Truthfully, this result surprised me– I somewhat assumed that the in-game resolution scaling solution would simply be better, as it’s in-engine and not being forced for the entire game. But the results spoke for themselves, and I’ll actually be sticking with this combination of settings for my future plays of Doom Eternal and other games where I need some extra GPU horsepower.
How much will FSR or Nvidia Image Scaling improve my experience on a cheap or low-power PC?
I would say significantly. There are definitely downsides, though. With both of these non hardware-accelerated technologies, you’ll need to specify and tweak things like sharpness alongside the upscaler, as a too-high setting risks adding awful aliasing to the image. I recommend FSR Sharpening at 2 and Nvidia Image Scaling at 24% as starting points.
So far, I’m fairly happy with Nvidia Image Scaling and FSR. DLSS may be able to provide a better image in a narrow selection of supported games, but it’s clear that FSR and NIS serve an important purpose for aging and low-power GPUs needing extra performance or resolution.
Are budget RTX GPUs worth it for DLSS support?
If by “budget” you mean the abhorrent RTX 3050, no. While the card can turn around good performance when backed by DLSS, it simply is not competitive as a good graphics card without it, and is also bottlenecked hard by its PCIe x4 interface on older motherboards.
If you mean last-gen RTX cards or other lower-priced RTX cards, then yeah, but with a caveat.
If you’re buying a graphics card with DLSS in mind, you’ll want to double-check that the games you want to play actually support the feature. More importantly, you’ll want to make sure they support DLSS 2.0 or another up-to-date version of DLSS, as launch DLSS is arguably worse than the pure software-based upscalers (FSR and NIS) currently available from both companies.
If enough games you play support DLSS for you to choose an RTX graphics card over a slightly stronger competing AMD or Intel graphics card, that’s totally fine.

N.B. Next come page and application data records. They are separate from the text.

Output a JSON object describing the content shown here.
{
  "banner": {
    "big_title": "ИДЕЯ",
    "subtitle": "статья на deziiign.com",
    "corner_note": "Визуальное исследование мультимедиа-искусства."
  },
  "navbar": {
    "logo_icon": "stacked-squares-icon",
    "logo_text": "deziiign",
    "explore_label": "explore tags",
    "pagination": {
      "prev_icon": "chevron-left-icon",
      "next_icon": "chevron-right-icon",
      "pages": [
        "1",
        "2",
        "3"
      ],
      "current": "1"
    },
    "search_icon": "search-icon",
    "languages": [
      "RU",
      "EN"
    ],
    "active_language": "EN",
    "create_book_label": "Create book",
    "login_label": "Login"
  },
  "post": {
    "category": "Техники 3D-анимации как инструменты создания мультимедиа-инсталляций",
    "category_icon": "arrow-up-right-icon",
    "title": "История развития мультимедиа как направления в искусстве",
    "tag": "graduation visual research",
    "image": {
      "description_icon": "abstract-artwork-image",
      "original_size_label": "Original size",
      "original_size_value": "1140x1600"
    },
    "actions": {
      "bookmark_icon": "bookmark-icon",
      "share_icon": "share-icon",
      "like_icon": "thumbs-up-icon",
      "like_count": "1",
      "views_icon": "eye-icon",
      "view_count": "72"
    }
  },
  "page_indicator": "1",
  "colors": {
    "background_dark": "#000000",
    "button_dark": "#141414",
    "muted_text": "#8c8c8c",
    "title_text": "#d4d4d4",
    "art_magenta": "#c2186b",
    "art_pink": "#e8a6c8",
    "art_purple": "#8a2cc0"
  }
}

Otherwise, though, your money is better spent elsewhere.
How does the Steam Deck use FSR?
Valve’s notorious Steam Deck handheld has hardware power akin to that of a PS4 but is still capable of playing modern games at comparable or better settings and framerates in a handheld form factor. So, what’s the secret?
Well, there are a few different secrets. The big one is that the Steam Deck only runs at 720p to 800p, so there’s no worry of trying to meet high-resolution targets on the handheld. Another is that the console-styled hardware allows Valve to pre-compile shaders and make specific compatibility tweaks for the hardware.
This makes it possible for Steam Deck to stabilize Elden Ring at 30 FPS without any severe dips, whereas both the console and Windows versions of the game still suffer from performance drops whenever new assets are loaded, resulting in many an unfair death.
But that isn’t the only performance trick that the Deck has in its pocket! Since the Deck’s Steam OS is based on Linux, it can actually force an OS-level version of FidelityFX Super Resolution that works with nearly any game on Steam. Like other driver-level implementations of scaling tech, this does add some blurriness to upscaled UI elements, but on a handheld screen the difference is nearly invisible.
If you’re using FSR on a Steam Deck, you’ll be operating with a resolution of 540p. That doesn’t sound like much, but when put through FSR on a relatively compact and sharp handheld screen, it holds up extremely well. I used it to push a mid-40s average in Elden Ring and help maximize my 3D performance in other games, as well. To my eye, it looks pretty much perfect.
And that’s it, at least for now!
I hope that this one helped you learn and understand a little more about the rising high-end upscaling technologies being released by both AMD and Nvidia. In my eyes, these are an uncategorically good thing for gamers everywhere, and seem to only be improving over time.
Leave a comment below and let me know, though: what do you think? Are you going to be using FSR, NIS, or DLSS anytime soon?